*What you have to do*. Retype the records below exactly as they appear.
▬▬▬▬▬▬▬▬▬▬
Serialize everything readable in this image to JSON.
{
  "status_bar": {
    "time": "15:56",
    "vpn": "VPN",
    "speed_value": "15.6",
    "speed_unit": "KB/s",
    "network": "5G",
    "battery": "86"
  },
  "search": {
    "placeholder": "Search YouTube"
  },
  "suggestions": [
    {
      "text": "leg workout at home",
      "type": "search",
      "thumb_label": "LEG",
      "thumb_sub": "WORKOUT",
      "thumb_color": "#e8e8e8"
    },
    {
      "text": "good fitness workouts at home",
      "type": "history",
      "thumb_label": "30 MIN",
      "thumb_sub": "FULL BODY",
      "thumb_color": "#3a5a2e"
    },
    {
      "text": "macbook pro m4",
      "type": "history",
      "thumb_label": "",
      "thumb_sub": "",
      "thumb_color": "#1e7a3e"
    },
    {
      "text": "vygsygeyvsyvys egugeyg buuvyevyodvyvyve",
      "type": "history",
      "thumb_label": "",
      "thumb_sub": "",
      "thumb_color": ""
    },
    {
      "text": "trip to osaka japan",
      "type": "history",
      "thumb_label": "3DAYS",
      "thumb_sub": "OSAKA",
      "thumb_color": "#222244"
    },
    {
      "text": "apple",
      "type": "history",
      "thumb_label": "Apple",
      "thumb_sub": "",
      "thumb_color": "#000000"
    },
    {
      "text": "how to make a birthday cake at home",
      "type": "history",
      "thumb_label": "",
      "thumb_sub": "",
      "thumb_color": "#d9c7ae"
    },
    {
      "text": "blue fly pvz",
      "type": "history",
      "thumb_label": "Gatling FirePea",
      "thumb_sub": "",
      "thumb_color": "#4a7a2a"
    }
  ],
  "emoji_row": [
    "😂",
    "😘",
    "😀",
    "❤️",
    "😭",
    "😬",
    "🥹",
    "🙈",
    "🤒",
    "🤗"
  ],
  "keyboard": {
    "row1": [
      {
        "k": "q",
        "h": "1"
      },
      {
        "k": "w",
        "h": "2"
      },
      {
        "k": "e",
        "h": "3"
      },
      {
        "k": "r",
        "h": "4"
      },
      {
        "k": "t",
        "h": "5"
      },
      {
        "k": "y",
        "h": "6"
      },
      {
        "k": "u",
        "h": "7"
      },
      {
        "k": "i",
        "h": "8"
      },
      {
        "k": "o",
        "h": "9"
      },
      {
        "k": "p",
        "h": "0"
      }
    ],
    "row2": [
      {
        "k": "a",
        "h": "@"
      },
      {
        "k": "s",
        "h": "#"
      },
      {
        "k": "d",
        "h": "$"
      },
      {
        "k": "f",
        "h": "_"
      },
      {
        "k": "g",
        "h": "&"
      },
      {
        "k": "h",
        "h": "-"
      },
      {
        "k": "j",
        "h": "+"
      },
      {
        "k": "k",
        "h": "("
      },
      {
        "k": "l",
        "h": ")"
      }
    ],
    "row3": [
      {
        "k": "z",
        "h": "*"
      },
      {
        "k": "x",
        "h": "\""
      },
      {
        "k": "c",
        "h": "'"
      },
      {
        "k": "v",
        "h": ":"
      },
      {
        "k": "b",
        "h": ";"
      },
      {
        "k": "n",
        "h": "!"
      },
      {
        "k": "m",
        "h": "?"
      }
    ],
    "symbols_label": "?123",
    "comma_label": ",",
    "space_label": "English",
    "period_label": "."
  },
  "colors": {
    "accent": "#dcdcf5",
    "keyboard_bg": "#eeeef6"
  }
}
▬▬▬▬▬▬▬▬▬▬
*Answer space*.
Serialize everything readable in this image to JSON.
{
  "status_bar": {
    "time": "15:56",
    "vpn": "VPN",
    "speed_value": "15.6",
    "speed_unit": "KB/s",
    "network": "5G",
    "battery": "86"
  },
  "search": {
    "placeholder": "Search YouTube"
  },
  "suggestions": [
    {
      "text": "leg workout at home",
      "type": "search",
      "thumb_label": "LEG",
      "thumb_sub": "WORKOUT",
      "thumb_color": "#e8e8e8"
    },
    {
      "text": "good fitness workouts at home",
      "type": "history",
      "thumb_label": "30 MIN",
      "thumb_sub": "FULL BODY",
      "thumb_color": "#3a5a2e"
    },
    {
      "text": "macbook pro m4",
      "type": "history",
      "thumb_label": "",
      "thumb_sub": "",
      "thumb_color": "#1e7a3e"
    },
    {
      "text": "vygsygeyvsyvys egugeyg buuvyevyodvyvyve",
      "type": "history",
      "thumb_label": "",
      "thumb_sub": "",
      "thumb_color": ""
    },
    {
      "text": "trip to osaka japan",
      "type": "history",
      "thumb_label": "3DAYS",
      "thumb_sub": "OSAKA",
      "thumb_color": "#222244"
    },
    {
      "text": "apple",
      "type": "history",
      "thumb_label": "Apple",
      "thumb_sub": "",
      "thumb_color": "#000000"
    },
    {
      "text": "how to make a birthday cake at home",
      "type": "history",
      "thumb_label": "",
      "thumb_sub": "",
      "thumb_color": "#d9c7ae"
    },
    {
      "text": "blue fly pvz",
      "type": "history",
      "thumb_label": "Gatling FirePea",
      "thumb_sub": "",
      "thumb_color": "#4a7a2a"
    }
  ],
  "emoji_row": [
    "😂",
    "😘",
    "😀",
    "❤️",
    "😭",
    "😬",
    "🥹",
    "🙈",
    "🤒",
    "🤗"
  ],
  "keyboard": {
    "row1": [
      {
        "k": "q",
        "h": "1"
      },
      {
        "k": "w",
        "h": "2"
      },
      {
        "k": "e",
        "h": "3"
      },
      {
        "k": "r",
        "h": "4"
      },
      {
        "k": "t",
        "h": "5"
      },
      {
        "k": "y",
        "h": "6"
      },
      {
        "k": "u",
        "h": "7"
      },
      {
        "k": "i",
        "h": "8"
      },
      {
        "k": "o",
        "h": "9"
      },
      {
        "k": "p",
        "h": "0"
      }
    ],
    "row2": [
      {
        "k": "a",
        "h": "@"
      },
      {
        "k": "s",
        "h": "#"
      },
      {
        "k": "d",
        "h": "$"
      },
      {
        "k": "f",
        "h": "_"
      },
      {
        "k": "g",
        "h": "&"
      },
      {
        "k": "h",
        "h": "-"
      },
      {
        "k": "j",
        "h": "+"
      },
      {
        "k": "k",
        "h": "("
      },
      {
        "k": "l",
        "h": ")"
      }
    ],
    "row3": [
      {
        "k": "z",
        "h": "*"
      },
      {
        "k": "x",
        "h": "\""
      },
      {
        "k": "c",
        "h": "'"
      },
      {
        "k": "v",
        "h": ":"
      },
      {
        "k": "b",
        "h": ";"
      },
      {
        "k": "n",
        "h": "!"
      },
      {
        "k": "m",
        "h": "?"
      }
    ],
    "symbols_label": "?123",
    "comma_label": ",",
    "space_label": "English",
    "period_label": "."
  },
  "colors": {
    "accent": "#dcdcf5",
    "keyboard_bg": "#eeeef6"
  }
}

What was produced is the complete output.